§ **TRY IT**
Through to the final line, write out the records below exactly, omitting any images they contain.

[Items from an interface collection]
+---+

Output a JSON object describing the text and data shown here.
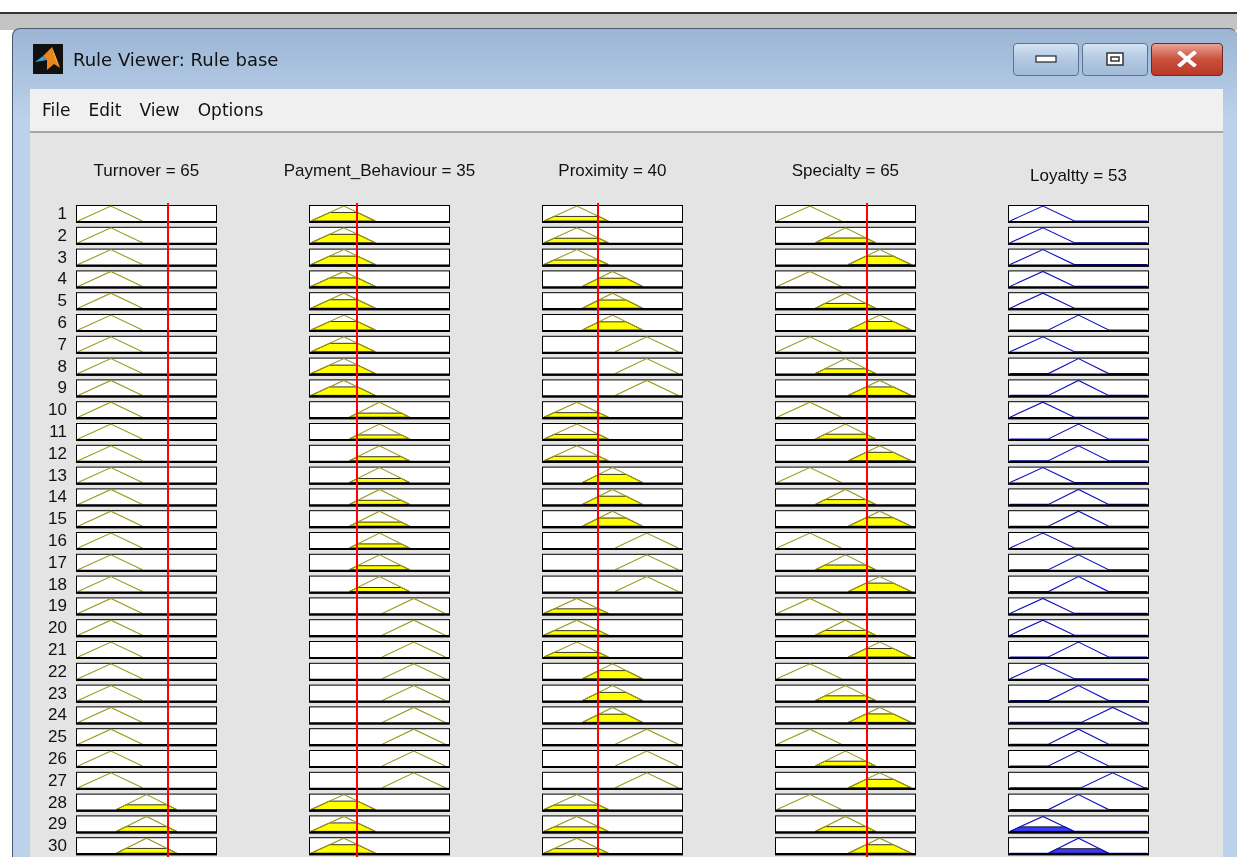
{
  "window": {
    "title": "Rule Viewer: Rule base"
  },
  "menu": [
    {
      "label": "File"
    },
    {
      "label": "Edit"
    },
    {
      "label": "View"
    },
    {
      "label": "Options"
    }
  ],
  "columns": [
    {
      "label": "Turnover = 65",
      "kind": "input"
    },
    {
      "label": "Payment_Behaviour = 35",
      "kind": "input"
    },
    {
      "label": "Proximity = 40",
      "kind": "input"
    },
    {
      "label": "Specialty = 65",
      "kind": "input"
    },
    {
      "label": "Loyaltty = 53",
      "kind": "output"
    }
  ],
  "rows": [
    {
      "number": "1",
      "terms": [
        {
          "kind": "low"
        },
        {
          "kind": "low"
        },
        {
          "kind": "low"
        },
        {
          "kind": "low"
        },
        {
          "kind": "low"
        }
      ]
    },
    {
      "number": "2",
      "terms": [
        {
          "kind": "low"
        },
        {
          "kind": "low"
        },
        {
          "kind": "low"
        },
        {
          "kind": "mid"
        },
        {
          "kind": "low"
        }
      ]
    },
    {
      "number": "3",
      "terms": [
        {
          "kind": "low"
        },
        {
          "kind": "low"
        },
        {
          "kind": "low"
        },
        {
          "kind": "high"
        },
        {
          "kind": "low"
        }
      ]
    },
    {
      "number": "4",
      "terms": [
        {
          "kind": "low"
        },
        {
          "kind": "low"
        },
        {
          "kind": "mid"
        },
        {
          "kind": "low"
        },
        {
          "kind": "low"
        }
      ]
    },
    {
      "number": "5",
      "terms": [
        {
          "kind": "low"
        },
        {
          "kind": "low"
        },
        {
          "kind": "mid"
        },
        {
          "kind": "mid"
        },
        {
          "kind": "low"
        }
      ]
    },
    {
      "number": "6",
      "terms": [
        {
          "kind": "low"
        },
        {
          "kind": "low"
        },
        {
          "kind": "mid"
        },
        {
          "kind": "high"
        },
        {
          "kind": "mid"
        }
      ]
    },
    {
      "number": "7",
      "terms": [
        {
          "kind": "low"
        },
        {
          "kind": "low"
        },
        {
          "kind": "high"
        },
        {
          "kind": "low"
        },
        {
          "kind": "low"
        }
      ]
    },
    {
      "number": "8",
      "terms": [
        {
          "kind": "low"
        },
        {
          "kind": "low"
        },
        {
          "kind": "high"
        },
        {
          "kind": "mid"
        },
        {
          "kind": "mid"
        }
      ]
    },
    {
      "number": "9",
      "terms": [
        {
          "kind": "low"
        },
        {
          "kind": "low"
        },
        {
          "kind": "high"
        },
        {
          "kind": "high"
        },
        {
          "kind": "mid"
        }
      ]
    },
    {
      "number": "10",
      "terms": [
        {
          "kind": "low"
        },
        {
          "kind": "mid"
        },
        {
          "kind": "low"
        },
        {
          "kind": "low"
        },
        {
          "kind": "low"
        }
      ]
    },
    {
      "number": "11",
      "terms": [
        {
          "kind": "low"
        },
        {
          "kind": "mid"
        },
        {
          "kind": "low"
        },
        {
          "kind": "mid"
        },
        {
          "kind": "mid"
        }
      ]
    },
    {
      "number": "12",
      "terms": [
        {
          "kind": "low"
        },
        {
          "kind": "mid"
        },
        {
          "kind": "low"
        },
        {
          "kind": "high"
        },
        {
          "kind": "mid"
        }
      ]
    },
    {
      "number": "13",
      "terms": [
        {
          "kind": "low"
        },
        {
          "kind": "mid"
        },
        {
          "kind": "mid"
        },
        {
          "kind": "low"
        },
        {
          "kind": "low"
        }
      ]
    },
    {
      "number": "14",
      "terms": [
        {
          "kind": "low"
        },
        {
          "kind": "mid"
        },
        {
          "kind": "mid"
        },
        {
          "kind": "mid"
        },
        {
          "kind": "mid"
        }
      ]
    },
    {
      "number": "15",
      "terms": [
        {
          "kind": "low"
        },
        {
          "kind": "mid"
        },
        {
          "kind": "mid"
        },
        {
          "kind": "high"
        },
        {
          "kind": "mid"
        }
      ]
    },
    {
      "number": "16",
      "terms": [
        {
          "kind": "low"
        },
        {
          "kind": "mid"
        },
        {
          "kind": "high"
        },
        {
          "kind": "low"
        },
        {
          "kind": "low"
        }
      ]
    },
    {
      "number": "17",
      "terms": [
        {
          "kind": "low"
        },
        {
          "kind": "mid"
        },
        {
          "kind": "high"
        },
        {
          "kind": "mid"
        },
        {
          "kind": "mid"
        }
      ]
    },
    {
      "number": "18",
      "terms": [
        {
          "kind": "low"
        },
        {
          "kind": "mid"
        },
        {
          "kind": "high"
        },
        {
          "kind": "high"
        },
        {
          "kind": "mid"
        }
      ]
    },
    {
      "number": "19",
      "terms": [
        {
          "kind": "low"
        },
        {
          "kind": "high"
        },
        {
          "kind": "low"
        },
        {
          "kind": "low"
        },
        {
          "kind": "low"
        }
      ]
    },
    {
      "number": "20",
      "terms": [
        {
          "kind": "low"
        },
        {
          "kind": "high"
        },
        {
          "kind": "low"
        },
        {
          "kind": "mid"
        },
        {
          "kind": "low"
        }
      ]
    },
    {
      "number": "21",
      "terms": [
        {
          "kind": "low"
        },
        {
          "kind": "high"
        },
        {
          "kind": "low"
        },
        {
          "kind": "high"
        },
        {
          "kind": "mid"
        }
      ]
    },
    {
      "number": "22",
      "terms": [
        {
          "kind": "low"
        },
        {
          "kind": "high"
        },
        {
          "kind": "mid"
        },
        {
          "kind": "low"
        },
        {
          "kind": "low"
        }
      ]
    },
    {
      "number": "23",
      "terms": [
        {
          "kind": "low"
        },
        {
          "kind": "high"
        },
        {
          "kind": "mid"
        },
        {
          "kind": "mid"
        },
        {
          "kind": "mid"
        }
      ]
    },
    {
      "number": "24",
      "terms": [
        {
          "kind": "low"
        },
        {
          "kind": "high"
        },
        {
          "kind": "mid"
        },
        {
          "kind": "high"
        },
        {
          "kind": "high"
        }
      ]
    },
    {
      "number": "25",
      "terms": [
        {
          "kind": "low"
        },
        {
          "kind": "high"
        },
        {
          "kind": "high"
        },
        {
          "kind": "low"
        },
        {
          "kind": "mid"
        }
      ]
    },
    {
      "number": "26",
      "terms": [
        {
          "kind": "low"
        },
        {
          "kind": "high"
        },
        {
          "kind": "high"
        },
        {
          "kind": "mid"
        },
        {
          "kind": "mid"
        }
      ]
    },
    {
      "number": "27",
      "terms": [
        {
          "kind": "low"
        },
        {
          "kind": "high"
        },
        {
          "kind": "high"
        },
        {
          "kind": "high"
        },
        {
          "kind": "high"
        }
      ]
    },
    {
      "number": "28",
      "terms": [
        {
          "kind": "mid"
        },
        {
          "kind": "low"
        },
        {
          "kind": "low"
        },
        {
          "kind": "low"
        },
        {
          "kind": "mid"
        }
      ]
    },
    {
      "number": "29",
      "terms": [
        {
          "kind": "mid"
        },
        {
          "kind": "low"
        },
        {
          "kind": "low"
        },
        {
          "kind": "mid"
        },
        {
          "kind": "low"
        }
      ]
    },
    {
      "number": "30",
      "terms": [
        {
          "kind": "mid"
        },
        {
          "kind": "low"
        },
        {
          "kind": "low"
        },
        {
          "kind": "high"
        },
        {
          "kind": "mid"
        }
      ]
    }
  ]
}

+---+

§ **EXERCISE RESPONSE**
Output a JSON object describing the text and data shown here.
{
  "window": {
    "title": "Rule Viewer: Rule base"
  },
  "menu": [
    {
      "label": "File"
    },
    {
      "label": "Edit"
    },
    {
      "label": "View"
    },
    {
      "label": "Options"
    }
  ],
  "columns": [
    {
      "label": "Turnover = 65",
      "kind": "input"
    },
    {
      "label": "Payment_Behaviour = 35",
      "kind": "input"
    },
    {
      "label": "Proximity = 40",
      "kind": "input"
    },
    {
      "label": "Specialty = 65",
      "kind": "input"
    },
    {
      "label": "Loyaltty = 53",
      "kind": "output"
    }
  ],
  "rows": [
    {
      "number": "1",
      "terms": [
        {
          "kind": "low"
        },
        {
          "kind": "low"
        },
        {
          "kind": "low"
        },
        {
          "kind": "low"
        },
        {
          "kind": "low"
        }
      ]
    },
    {
      "number": "2",
      "terms": [
        {
          "kind": "low"
        },
        {
          "kind": "low"
        },
        {
          "kind": "low"
        },
        {
          "kind": "mid"
        },
        {
          "kind": "low"
        }
      ]
    },
    {
      "number": "3",
      "terms": [
        {
          "kind": "low"
        },
        {
          "kind": "low"
        },
        {
          "kind": "low"
        },
        {
          "kind": "high"
        },
        {
          "kind": "low"
        }
      ]
    },
    {
      "number": "4",
      "terms": [
        {
          "kind": "low"
        },
        {
          "kind": "low"
        },
        {
          "kind": "mid"
        },
        {
          "kind": "low"
        },
        {
          "kind": "low"
        }
      ]
    },
    {
      "number": "5",
      "terms": [
        {
          "kind": "low"
        },
        {
          "kind": "low"
        },
        {
          "kind": "mid"
        },
        {
          "kind": "mid"
        },
        {
          "kind": "low"
        }
      ]
    },
    {
      "number": "6",
      "terms": [
        {
          "kind": "low"
        },
        {
          "kind": "low"
        },
        {
          "kind": "mid"
        },
        {
          "kind": "high"
        },
        {
          "kind": "mid"
        }
      ]
    },
    {
      "number": "7",
      "terms": [
        {
          "kind": "low"
        },
        {
          "kind": "low"
        },
        {
          "kind": "high"
        },
        {
          "kind": "low"
        },
        {
          "kind": "low"
        }
      ]
    },
    {
      "number": "8",
      "terms": [
        {
          "kind": "low"
        },
        {
          "kind": "low"
        },
        {
          "kind": "high"
        },
        {
          "kind": "mid"
        },
        {
          "kind": "mid"
        }
      ]
    },
    {
      "number": "9",
      "terms": [
        {
          "kind": "low"
        },
        {
          "kind": "low"
        },
        {
          "kind": "high"
        },
        {
          "kind": "high"
        },
        {
          "kind": "mid"
        }
      ]
    },
    {
      "number": "10",
      "terms": [
        {
          "kind": "low"
        },
        {
          "kind": "mid"
        },
        {
          "kind": "low"
        },
        {
          "kind": "low"
        },
        {
          "kind": "low"
        }
      ]
    },
    {
      "number": "11",
      "terms": [
        {
          "kind": "low"
        },
        {
          "kind": "mid"
        },
        {
          "kind": "low"
        },
        {
          "kind": "mid"
        },
        {
          "kind": "mid"
        }
      ]
    },
    {
      "number": "12",
      "terms": [
        {
          "kind": "low"
        },
        {
          "kind": "mid"
        },
        {
          "kind": "low"
        },
        {
          "kind": "high"
        },
        {
          "kind": "mid"
        }
      ]
    },
    {
      "number": "13",
      "terms": [
        {
          "kind": "low"
        },
        {
          "kind": "mid"
        },
        {
          "kind": "mid"
        },
        {
          "kind": "low"
        },
        {
          "kind": "low"
        }
      ]
    },
    {
      "number": "14",
      "terms": [
        {
          "kind": "low"
        },
        {
          "kind": "mid"
        },
        {
          "kind": "mid"
        },
        {
          "kind": "mid"
        },
        {
          "kind": "mid"
        }
      ]
    },
    {
      "number": "15",
      "terms": [
        {
          "kind": "low"
        },
        {
          "kind": "mid"
        },
        {
          "kind": "mid"
        },
        {
          "kind": "high"
        },
        {
          "kind": "mid"
        }
      ]
    },
    {
      "number": "16",
      "terms": [
        {
          "kind": "low"
        },
        {
          "kind": "mid"
        },
        {
          "kind": "high"
        },
        {
          "kind": "low"
        },
        {
          "kind": "low"
        }
      ]
    },
    {
      "number": "17",
      "terms": [
        {
          "kind": "low"
        },
        {
          "kind": "mid"
        },
        {
          "kind": "high"
        },
        {
          "kind": "mid"
        },
        {
          "kind": "mid"
        }
      ]
    },
    {
      "number": "18",
      "terms": [
        {
          "kind": "low"
        },
        {
          "kind": "mid"
        },
        {
          "kind": "high"
        },
        {
          "kind": "high"
        },
        {
          "kind": "mid"
        }
      ]
    },
    {
      "number": "19",
      "terms": [
        {
          "kind": "low"
        },
        {
          "kind": "high"
        },
        {
          "kind": "low"
        },
        {
          "kind": "low"
        },
        {
          "kind": "low"
        }
      ]
    },
    {
      "number": "20",
      "terms": [
        {
          "kind": "low"
        },
        {
          "kind": "high"
        },
        {
          "kind": "low"
        },
        {
          "kind": "mid"
        },
        {
          "kind": "low"
        }
      ]
    },
    {
      "number": "21",
      "terms": [
        {
          "kind": "low"
        },
        {
          "kind": "high"
        },
        {
          "kind": "low"
        },
        {
          "kind": "high"
        },
        {
          "kind": "mid"
        }
      ]
    },
    {
      "number": "22",
      "terms": [
        {
          "kind": "low"
        },
        {
          "kind": "high"
        },
        {
          "kind": "mid"
        },
        {
          "kind": "low"
        },
        {
          "kind": "low"
        }
      ]
    },
    {
      "number": "23",
      "terms": [
        {
          "kind": "low"
        },
        {
          "kind": "high"
        },
        {
          "kind": "mid"
        },
        {
          "kind": "mid"
        },
        {
          "kind": "mid"
        }
      ]
    },
    {
      "number": "24",
      "terms": [
        {
          "kind": "low"
        },
        {
          "kind": "high"
        },
        {
          "kind": "mid"
        },
        {
          "kind": "high"
        },
        {
          "kind": "high"
        }
      ]
    },
    {
      "number": "25",
      "terms": [
        {
          "kind": "low"
        },
        {
          "kind": "high"
        },
        {
          "kind": "high"
        },
        {
          "kind": "low"
        },
        {
          "kind": "mid"
        }
      ]
    },
    {
      "number": "26",
      "terms": [
        {
          "kind": "low"
        },
        {
          "kind": "high"
        },
        {
          "kind": "high"
        },
        {
          "kind": "mid"
        },
        {
          "kind": "mid"
        }
      ]
    },
    {
      "number": "27",
      "terms": [
        {
          "kind": "low"
        },
        {
          "kind": "high"
        },
        {
          "kind": "high"
        },
        {
          "kind": "high"
        },
        {
          "kind": "high"
        }
      ]
    },
    {
      "number": "28",
      "terms": [
        {
          "kind": "mid"
        },
        {
          "kind": "low"
        },
        {
          "kind": "low"
        },
        {
          "kind": "low"
        },
        {
          "kind": "mid"
        }
      ]
    },
    {
      "number": "29",
      "terms": [
        {
          "kind": "mid"
        },
        {
          "kind": "low"
        },
        {
          "kind": "low"
        },
        {
          "kind": "mid"
        },
        {
          "kind": "low"
        }
      ]
    },
    {
      "number": "30",
      "terms": [
        {
          "kind": "mid"
        },
        {
          "kind": "low"
        },
        {
          "kind": "low"
        },
        {
          "kind": "high"
        },
        {
          "kind": "mid"
        }
      ]
    }
  ]
}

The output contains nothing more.